It is not only the rulers, but the wealthy class of Israelites God faults for the condition of the poor. While oppressing the poor, they fouled the environment.

When I hear these words of Ezekiel’s, I think of neighborhoods dealing with the effects of industrial waste, of the water crisis in Flint, Michigan, of air pollution in Birmingham. “Must my flock drink what you have fouled with your feet?”

I often hear contemporary American Christians argue that private charity, not government programs, is God’s method for addressing poverty and inequality. I do not find such support in the Bible. Many of its authors recognize that poverty is a function of injustice. Ezekiel’s God holds accountable both the shepherds (who ignore inequality in the flock) and the fat sheep (who take more than their share while despoiling the land). Both have power to address the condition of the poor, yet do not.

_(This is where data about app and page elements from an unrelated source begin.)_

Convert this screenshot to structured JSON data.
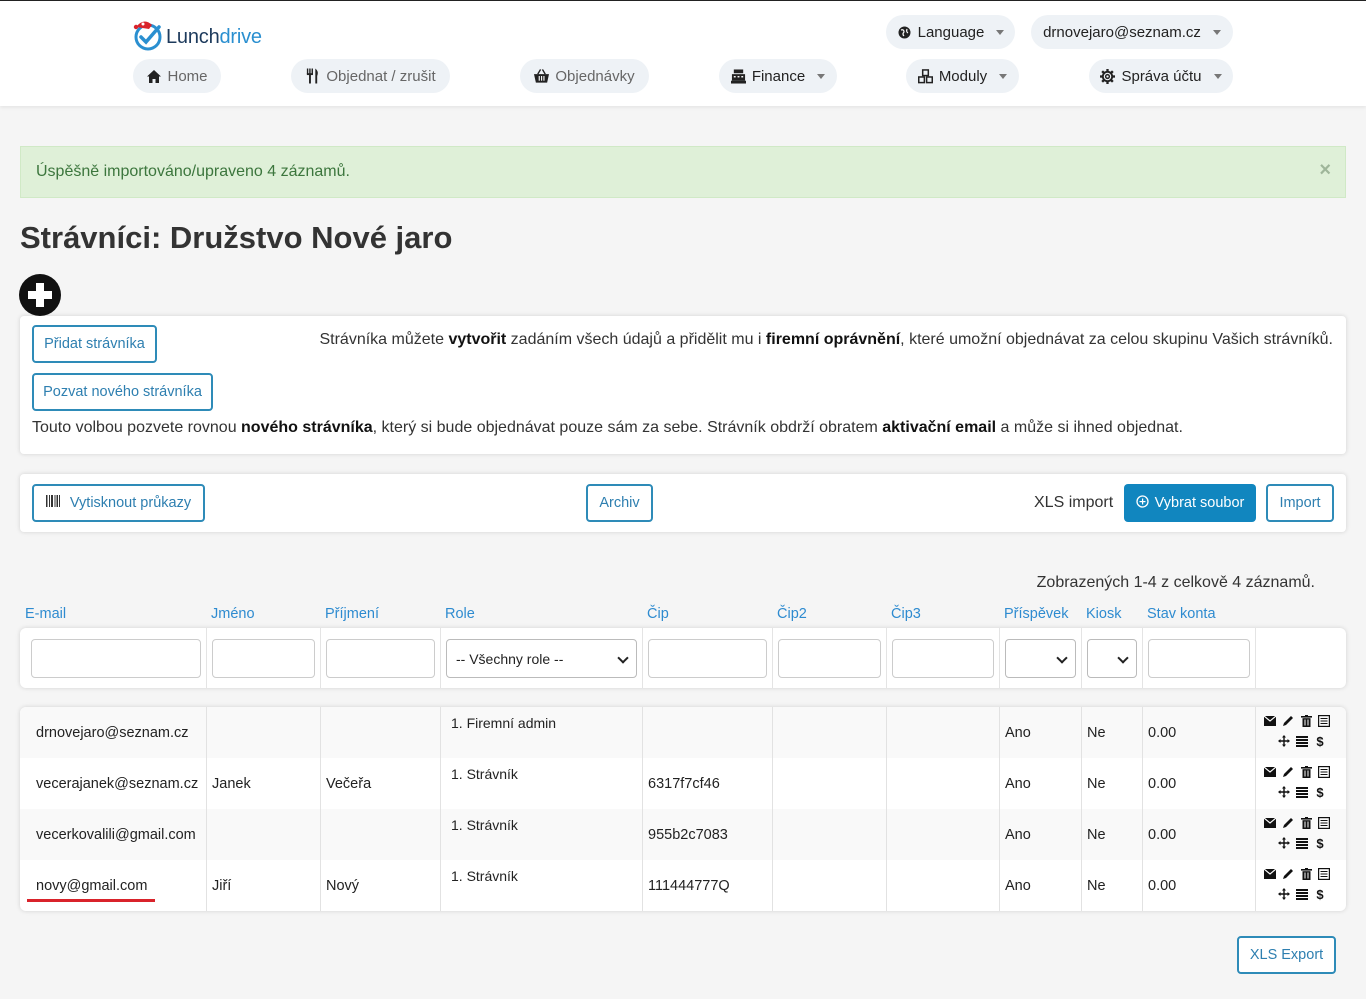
{
  "brand": {
    "name_part1": "Lunch",
    "name_part2": "drive"
  },
  "header": {
    "language_label": "Language",
    "user_email": "drnovejaro@seznam.cz",
    "nav": {
      "home": "Home",
      "order": "Objednat / zrušit",
      "orders": "Objednávky",
      "finance": "Finance",
      "modules": "Moduly",
      "account": "Správa účtu"
    }
  },
  "alert": {
    "message": "Úspěšně importováno/upraveno 4 záznamů.",
    "close": "×"
  },
  "page_title": "Strávníci: Družstvo Nové jaro",
  "panel_add": {
    "add_button": "Přidat strávníka",
    "invite_button": "Pozvat nového strávníka",
    "add_text_1": "Strávníka můžete ",
    "add_text_b1": "vytvořit",
    "add_text_2": " zadáním všech údajů a přidělit mu i ",
    "add_text_b2": "firemní oprávnění",
    "add_text_3": ", které umožní objednávat za celou skupinu Vašich strávníků.",
    "invite_text_1": "Touto volbou pozvete rovnou ",
    "invite_text_b1": "nového strávníka",
    "invite_text_2": ", který si bude objednávat pouze sám za sebe. Strávník obdrží obratem ",
    "invite_text_b2": "aktivační email",
    "invite_text_3": " a může si ihned objednat."
  },
  "toolbar": {
    "print_cards": "Vytisknout průkazy",
    "archive": "Archiv",
    "xls_import_label": "XLS import",
    "choose_file": "Vybrat soubor",
    "import": "Import"
  },
  "summary": "Zobrazených 1-4 z celkově 4 záznamů.",
  "columns": {
    "email": "E-mail",
    "first_name": "Jméno",
    "last_name": "Příjmení",
    "role": "Role",
    "chip": "Čip",
    "chip2": "Čip2",
    "chip3": "Čip3",
    "contribution": "Příspěvek",
    "kiosk": "Kiosk",
    "balance": "Stav konta"
  },
  "filters": {
    "role_selected": "-- Všechny role --",
    "contribution_selected": "",
    "kiosk_selected": ""
  },
  "rows": [
    {
      "email": "drnovejaro@seznam.cz",
      "first_name": "",
      "last_name": "",
      "role": "1. Firemní admin",
      "chip": "",
      "chip2": "",
      "chip3": "",
      "contribution": "Ano",
      "kiosk": "Ne",
      "balance": "0.00"
    },
    {
      "email": "vecerajanek@seznam.cz",
      "first_name": "Janek",
      "last_name": "Večeřa",
      "role": "1. Strávník",
      "chip": "6317f7cf46",
      "chip2": "",
      "chip3": "",
      "contribution": "Ano",
      "kiosk": "Ne",
      "balance": "0.00"
    },
    {
      "email": "vecerkovalili@gmail.com",
      "first_name": "",
      "last_name": "",
      "role": "1. Strávník",
      "chip": "955b2c7083",
      "chip2": "",
      "chip3": "",
      "contribution": "Ano",
      "kiosk": "Ne",
      "balance": "0.00"
    },
    {
      "email": "novy@gmail.com",
      "first_name": "Jiří",
      "last_name": "Nový",
      "role": "1. Strávník",
      "chip": "111444777Q",
      "chip2": "",
      "chip3": "",
      "contribution": "Ano",
      "kiosk": "Ne",
      "balance": "0.00"
    }
  ],
  "row_action_dollar": "$",
  "xls_export": "XLS Export",
  "colors": {
    "accent": "#1186bf",
    "link": "#2e8bd0",
    "alert_bg": "#dff0d8",
    "alert_text": "#3c763d",
    "highlight_underline": "#d9232b"
  }
}
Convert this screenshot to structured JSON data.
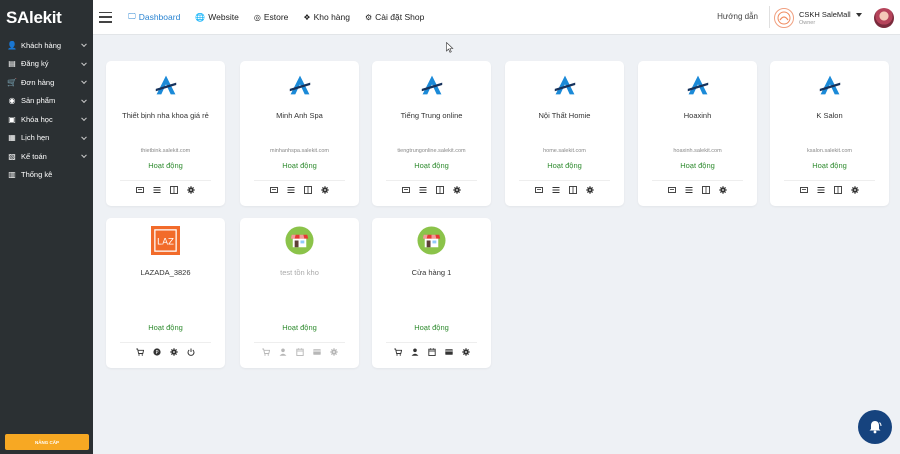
{
  "brand": {
    "name_prefix": "S",
    "name_a": "A",
    "name_suffix": "lekit"
  },
  "sidebar": {
    "items": [
      {
        "label": "Khách hàng",
        "icon": "user-icon",
        "glyph": "👤",
        "has_children": true
      },
      {
        "label": "Đăng ký",
        "icon": "register-icon",
        "glyph": "▤",
        "has_children": true
      },
      {
        "label": "Đơn hàng",
        "icon": "cart-icon",
        "glyph": "🛒",
        "has_children": true
      },
      {
        "label": "Sản phẩm",
        "icon": "product-icon",
        "glyph": "◉",
        "has_children": true
      },
      {
        "label": "Khóa học",
        "icon": "course-icon",
        "glyph": "▣",
        "has_children": true
      },
      {
        "label": "Lịch hẹn",
        "icon": "calendar-icon",
        "glyph": "▦",
        "has_children": true
      },
      {
        "label": "Kế toán",
        "icon": "accounting-icon",
        "glyph": "▧",
        "has_children": true
      },
      {
        "label": "Thống kê",
        "icon": "chart-icon",
        "glyph": "▥",
        "has_children": false
      }
    ],
    "upgrade_label": "NÂNG CẤP"
  },
  "header": {
    "menu": [
      {
        "label": "Dashboard",
        "icon": "monitor-icon",
        "active": true
      },
      {
        "label": "Website",
        "icon": "globe-icon",
        "active": false
      },
      {
        "label": "Estore",
        "icon": "estore-icon",
        "active": false
      },
      {
        "label": "Kho hàng",
        "icon": "layers-icon",
        "active": false
      },
      {
        "label": "Cài đặt Shop",
        "icon": "gear-icon",
        "active": false
      }
    ],
    "help_label": "Hướng dẫn",
    "account": {
      "name": "CSKH SaleMall",
      "role": "Owner"
    }
  },
  "cards": [
    {
      "name": "Thiết bịnh nha khoa giá rẻ",
      "domain": "thietbink.salekit.com",
      "status": "Hoạt động",
      "logo": "salekit",
      "actions": [
        "web",
        "list",
        "layout",
        "gear"
      ]
    },
    {
      "name": "Minh Anh Spa",
      "domain": "minhanhspa.salekit.com",
      "status": "Hoạt động",
      "logo": "salekit",
      "actions": [
        "web",
        "list",
        "layout",
        "gear"
      ]
    },
    {
      "name": "Tiếng Trung online",
      "domain": "tiengtrungonline.salekit.com",
      "status": "Hoạt động",
      "logo": "salekit",
      "actions": [
        "web",
        "list",
        "layout",
        "gear"
      ]
    },
    {
      "name": "Nội Thất Homie",
      "domain": "home.salekit.com",
      "status": "Hoạt động",
      "logo": "salekit",
      "actions": [
        "web",
        "list",
        "layout",
        "gear"
      ]
    },
    {
      "name": "Hoaxinh",
      "domain": "hoaxinh.salekit.com",
      "status": "Hoạt động",
      "logo": "salekit",
      "actions": [
        "web",
        "list",
        "layout",
        "gear"
      ]
    },
    {
      "name": "K Salon",
      "domain": "ksalon.salekit.com",
      "status": "Hoạt động",
      "logo": "salekit",
      "actions": [
        "web",
        "list",
        "layout",
        "gear"
      ]
    },
    {
      "name": "LAZADA_3826",
      "domain": "",
      "status": "Hoạt động",
      "logo": "lazada",
      "actions": [
        "cart",
        "info",
        "gear",
        "power"
      ]
    },
    {
      "name": "test tồn kho",
      "domain": "",
      "status": "Hoạt động",
      "logo": "store",
      "muted": true,
      "actions": [
        "cart",
        "user",
        "calendar",
        "card",
        "gear"
      ]
    },
    {
      "name": "Cửa hàng 1",
      "domain": "",
      "status": "Hoạt động",
      "logo": "store",
      "actions": [
        "cart",
        "user",
        "calendar",
        "card",
        "gear"
      ]
    }
  ],
  "colors": {
    "sidebar_bg": "#2b3033",
    "accent": "#2a84d2",
    "status_green": "#2e8b2e",
    "upgrade": "#f7a823",
    "fab": "#16437e",
    "lazada": "#f26b2a",
    "store_green": "#8bc34a"
  }
}
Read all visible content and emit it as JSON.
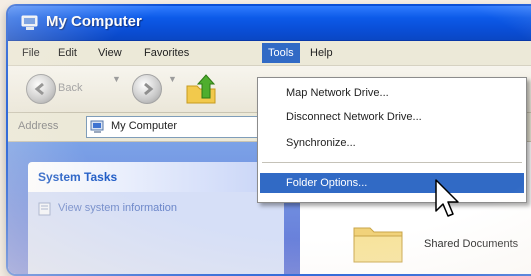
{
  "window": {
    "title": "My Computer"
  },
  "menubar": {
    "items": [
      {
        "label": "File"
      },
      {
        "label": "Edit"
      },
      {
        "label": "View"
      },
      {
        "label": "Favorites"
      },
      {
        "label": "Tools"
      },
      {
        "label": "Help"
      }
    ],
    "active_index": 4
  },
  "toolbar": {
    "back_label": "Back"
  },
  "address": {
    "label": "Address",
    "value": "My Computer"
  },
  "tools_menu": {
    "items": [
      {
        "label": "Map Network Drive..."
      },
      {
        "label": "Disconnect Network Drive..."
      },
      {
        "label": "Synchronize..."
      },
      {
        "label": "Folder Options..."
      }
    ],
    "highlighted_index": 3
  },
  "taskpane": {
    "header": "System Tasks",
    "items": [
      {
        "label": "View system information"
      }
    ]
  },
  "main": {
    "items": [
      {
        "label": "Shared Documents"
      }
    ]
  },
  "colors": {
    "titlebar": "#0a4ed6",
    "menu_highlight": "#316ac5",
    "taskpane": "#6f8fdf"
  }
}
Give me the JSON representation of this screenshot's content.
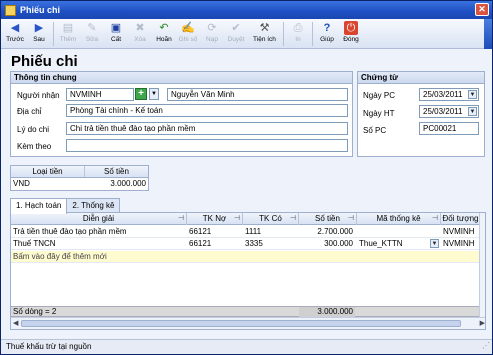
{
  "window": {
    "title": "Phiếu chi"
  },
  "toolbar": {
    "back": "Trước",
    "next": "Sau",
    "add": "Thêm",
    "edit": "Sửa",
    "save": "Cất",
    "delete": "Xóa",
    "undo": "Hoãn",
    "post": "Ghi số",
    "print": "Nạp",
    "unpost": "Duyệt",
    "utilities": "Tiện ích",
    "print2": "In",
    "help": "Giúp",
    "close": "Đóng"
  },
  "heading": "Phiếu chi",
  "general": {
    "title": "Thông tin chung",
    "receiver_label": "Người nhận",
    "receiver_code": "NVMINH",
    "receiver_name": "Nguyễn Văn Minh",
    "address_label": "Địa chỉ",
    "address": "Phòng Tài chính - Kế toán",
    "reason_label": "Lý do chi",
    "reason": "Chi trả tiền thuê đào tạo phần mềm",
    "attach_label": "Kèm theo",
    "attach": ""
  },
  "voucher": {
    "title": "Chứng từ",
    "pc_date_label": "Ngày PC",
    "pc_date": "25/03/2011",
    "ht_date_label": "Ngày HT",
    "ht_date": "25/03/2011",
    "number_label": "Số PC",
    "number": "PC00021"
  },
  "currency": {
    "headers": [
      "Loại tiền",
      "Số tiền"
    ],
    "row": [
      "VND",
      "3.000.000"
    ]
  },
  "tabs": [
    "1. Hạch toán",
    "2. Thống kê"
  ],
  "grid": {
    "headers": [
      "Diễn giải",
      "TK Nợ",
      "TK Có",
      "Số tiền",
      "Mã thống kê",
      "Đối tượng"
    ],
    "rows": [
      [
        "Trả tiền thuê đào tạo phần mềm",
        "66121",
        "1111",
        "2.700.000",
        "",
        "NVMINH"
      ],
      [
        "Thuế TNCN",
        "66121",
        "3335",
        "300.000",
        "Thue_KTTN",
        "NVMINH"
      ]
    ],
    "new_row": "Bấm vào đây để thêm mới",
    "footer_count": "Số dòng = 2",
    "footer_total": "3.000.000"
  },
  "status": "Thuế khấu trừ tại nguồn"
}
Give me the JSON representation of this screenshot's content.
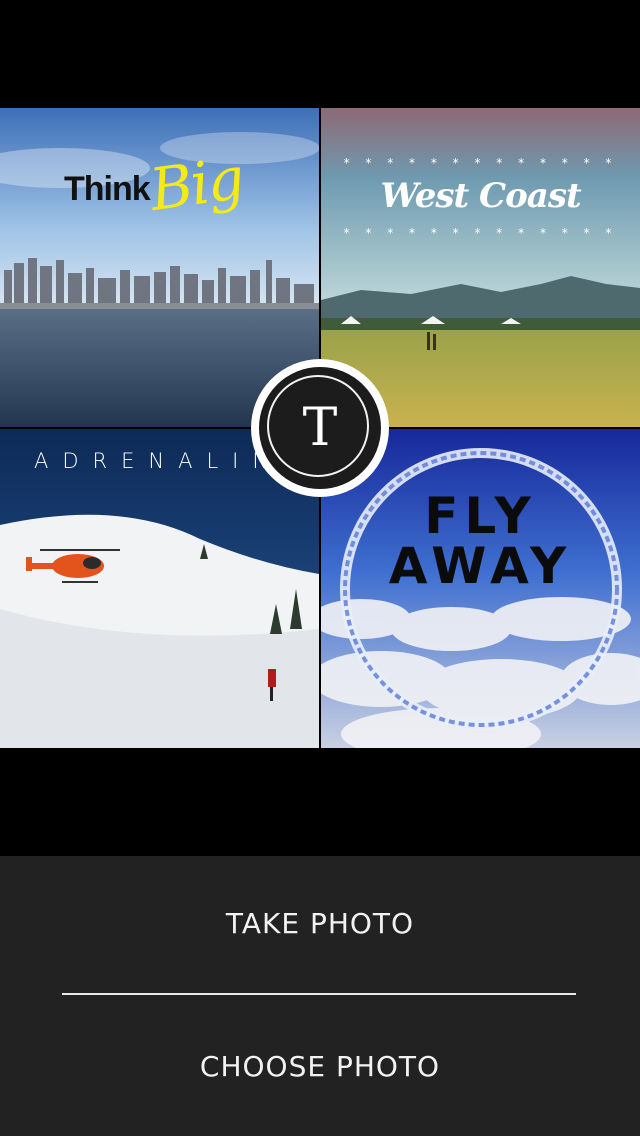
{
  "collage": {
    "tile1": {
      "word1": "Think",
      "word2": "Big"
    },
    "tile2": {
      "title": "West Coast",
      "stars_top": "* * * * * * * * * * * * *",
      "stars_bottom": "* * * * * * * * * * * * *"
    },
    "tile3": {
      "title": "ADRENALIN"
    },
    "tile4": {
      "line1": "FLY",
      "line2": "AWAY"
    }
  },
  "logo": {
    "letter": "T",
    "icon": "typography-logo-icon"
  },
  "actions": {
    "take_photo": "TAKE PHOTO",
    "choose_photo": "CHOOSE PHOTO"
  },
  "colors": {
    "background": "#000000",
    "panel": "#222222",
    "accent_yellow": "#f4ea16",
    "text": "#f2f2f2"
  }
}
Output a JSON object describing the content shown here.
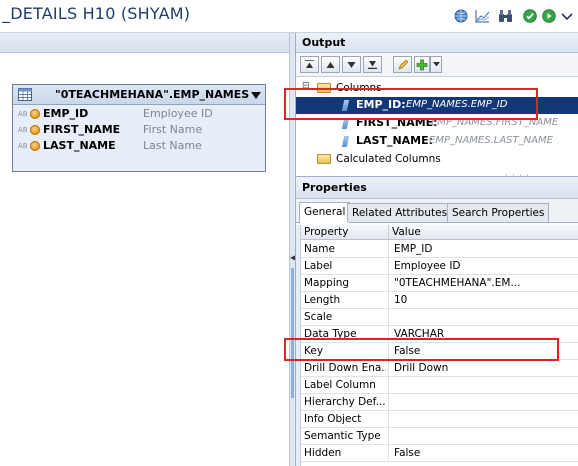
{
  "editor": {
    "title": "_DETAILS H10 (SHYAM)",
    "toolbar_icons": [
      "globe-icon",
      "chart-icon",
      "binoculars-icon",
      "check-icon",
      "run-icon",
      "menu-icon"
    ]
  },
  "canvas": {
    "table_node": {
      "title": "\"0TEACHMEHANA\".EMP_NAMES",
      "columns": [
        {
          "name": "EMP_ID",
          "label": "Employee ID",
          "type_glyph": "AB"
        },
        {
          "name": "FIRST_NAME",
          "label": "First Name",
          "type_glyph": "AB"
        },
        {
          "name": "LAST_NAME",
          "label": "Last Name",
          "type_glyph": "AB"
        }
      ]
    }
  },
  "output": {
    "title": "Output",
    "tree": {
      "columns_folder": "Columns",
      "columns": [
        {
          "name": "EMP_ID:",
          "mapping": "EMP_NAMES.EMP_ID",
          "selected": true
        },
        {
          "name": "FIRST_NAME:",
          "mapping": "EMP_NAMES.FIRST_NAME",
          "selected": false
        },
        {
          "name": "LAST_NAME:",
          "mapping": "EMP_NAMES.LAST_NAME",
          "selected": false
        }
      ],
      "calculated_folder": "Calculated Columns"
    }
  },
  "properties": {
    "title": "Properties",
    "tabs": [
      "General",
      "Related Attributes",
      "Search Properties"
    ],
    "active_tab": "General",
    "headers": {
      "property": "Property",
      "value": "Value"
    },
    "rows": [
      {
        "property": "Name",
        "value": "EMP_ID"
      },
      {
        "property": "Label",
        "value": "Employee ID"
      },
      {
        "property": "Mapping",
        "value": "\"0TEACHMEHANA\".EM..."
      },
      {
        "property": "Length",
        "value": "10"
      },
      {
        "property": "Scale",
        "value": ""
      },
      {
        "property": "Data Type",
        "value": "VARCHAR"
      },
      {
        "property": "Key",
        "value": "False"
      },
      {
        "property": "Drill Down Ena...",
        "value": "Drill Down"
      },
      {
        "property": "Label Column",
        "value": ""
      },
      {
        "property": "Hierarchy Def...",
        "value": ""
      },
      {
        "property": "Info Object",
        "value": ""
      },
      {
        "property": "Semantic Type",
        "value": ""
      },
      {
        "property": "Hidden",
        "value": "False"
      }
    ]
  },
  "colors": {
    "selection": "#12387a",
    "highlight": "#e02424",
    "title_text": "#1f3d6e"
  }
}
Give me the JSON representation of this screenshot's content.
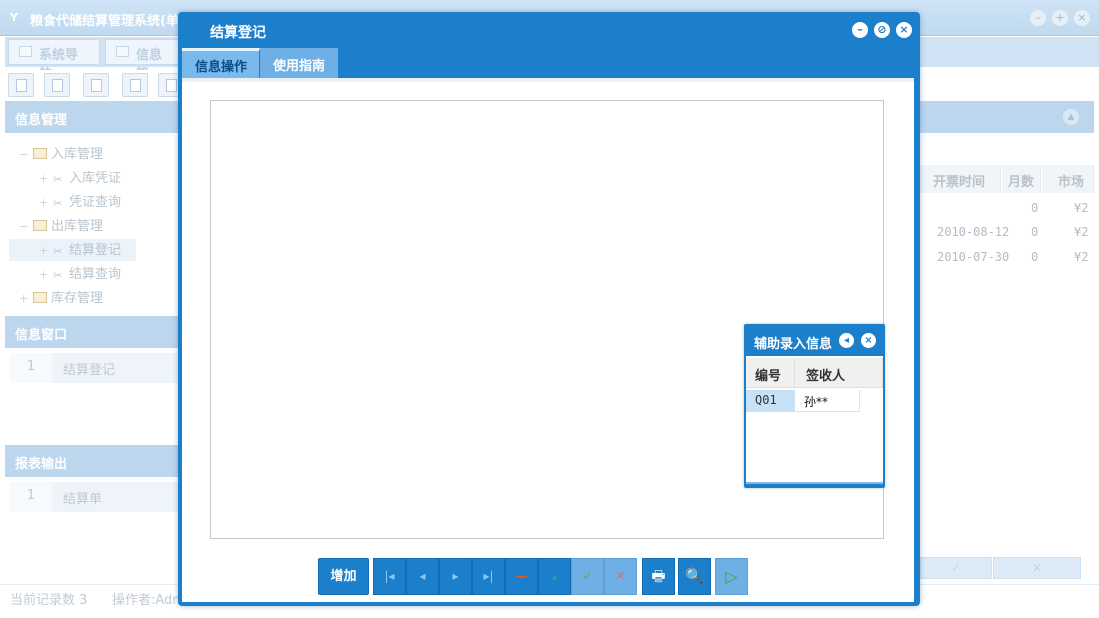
{
  "app": {
    "title": "粮食代储结算管理系统(单",
    "logo_text": "Y"
  },
  "bg_tabs": [
    {
      "label": "系统导航",
      "icon": "window-icon"
    },
    {
      "label": "信息管",
      "icon": "grid-icon"
    }
  ],
  "sidebar": {
    "info_management": {
      "header": "信息管理",
      "tree": [
        {
          "label": "入库管理",
          "icon": "folder-icon"
        },
        {
          "label": "入库凭证",
          "icon": "tool-icon"
        },
        {
          "label": "凭证查询",
          "icon": "tool-icon"
        },
        {
          "label": "出库管理",
          "icon": "folder-icon"
        },
        {
          "label": "结算登记",
          "icon": "tool-icon"
        },
        {
          "label": "结算查询",
          "icon": "tool-icon"
        },
        {
          "label": "库存管理",
          "icon": "folder-icon"
        }
      ]
    },
    "info_window": {
      "header": "信息窗口",
      "items": [
        {
          "num": "1",
          "label": "结算登记"
        }
      ]
    },
    "report_output": {
      "header": "报表输出",
      "items": [
        {
          "num": "1",
          "label": "结算单"
        }
      ]
    }
  },
  "bg_grid": {
    "columns": [
      "开票时间",
      "月数",
      "市场"
    ],
    "rows": [
      {
        "date": "",
        "months": "0",
        "price": "¥2"
      },
      {
        "date": "2010-08-12",
        "months": "0",
        "price": "¥2"
      },
      {
        "date": "2010-07-30",
        "months": "0",
        "price": "¥2"
      }
    ]
  },
  "status_bar": {
    "record_count": "当前记录数 3",
    "operator": "操作者:Adm"
  },
  "modal": {
    "title": "结算登记",
    "tabs": [
      {
        "label": "信息操作",
        "active": true
      },
      {
        "label": "使用指南",
        "active": false
      }
    ],
    "toolbar": {
      "add_label": "增加",
      "buttons": [
        {
          "name": "first-button",
          "glyph": "|◂"
        },
        {
          "name": "prev-button",
          "glyph": "◂"
        },
        {
          "name": "next-button",
          "glyph": "▸"
        },
        {
          "name": "last-button",
          "glyph": "▸|"
        },
        {
          "name": "remove-button",
          "glyph": "—"
        },
        {
          "name": "up-button",
          "glyph": "▴"
        },
        {
          "name": "confirm-button",
          "glyph": "✓"
        },
        {
          "name": "cancel-button",
          "glyph": "✕"
        },
        {
          "name": "print-button",
          "glyph": "🖶"
        },
        {
          "name": "print-preview-button",
          "glyph": "🔍"
        },
        {
          "name": "run-button",
          "glyph": "▷"
        }
      ]
    }
  },
  "helper": {
    "title": "辅助录入信息",
    "columns": [
      "编号",
      "签收人"
    ],
    "rows": [
      {
        "id": "Q01",
        "signer": "孙**"
      }
    ]
  },
  "colors": {
    "modal_blue": "#1b7fcc",
    "tab_blue": "#6eb0e6",
    "bg_header": "#bcd6ee"
  }
}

Forty years of wilderness wandering and manna from heaven was supposed to teach the Hebrews to take only what they needed for the day (Exodus 16:35). Levitical laws were meant to teach them to leave resources behind rather than squeezing out every available drop of profit (Leviticus 23:22). Sabbath laws were intended to remind them that their relationship to God, not their work or labor, defined their lives because everyone — from pack animals to servants to kings — took a day off. Such biblical lessons are considered naive or even scandalous in our culture, which works very hard to remain blind to privilege and oppression.

Jesus himself expounds upon the Ezekiel passage: the Son of Man is not only the Good Shepherd who returns in judgment, but he’s also actually present among the sick, the hungry, the imprisoned and oppressed (Matthew 25:31-46). What the shepherds and the rich animals of the flock have done to the poor and oppressed, they’ve actually done to the Son of Man himself. An assault on the poor is an assault on God.

In my own state of Alabama, our elected leaders have indicated they would gladly borrow $800 million to pay their friends to build new prisons, but they resent spending much less than that to expand health care to the poorest and sickest among us. They have quashed local efforts to raise the minimum wage. They have failed to reform payday lending. When they respond to the concerns of the poor, their rhetoric sounds remarkably like Pharaoh: “You are lazy, lazy.” They blame sick people for their illness and poor people for their poverty. They remain stubbornly blind to their own privilege and the way they enrich each other at the expense of the poor.

Alabama, which has some of the highest poverty in our nation, is a case study of the shepherds giving preferential treatment to the fat sheep and serving up the weak sheep as mutton. Our state government consistently expresses contempt and resentment toward the poor, whose numbers keep swelling in spite of our insistence that they work harder with less. Their logic, Pharaoh’s logic, is that if we make the poor miserable enough, they will work harder and forget community organizing.

As I see this narrative of Empire extend its reach in our world, I come again and again to the story of Exodus, the formative experience of Israel. There is a consistent message from the Bible for leaders who have such contempt for the poor: God sees you.

Dave Barnhart is the pastor of Saint Junia UMC in Birmingham, Ala. 

comments powered by Disqus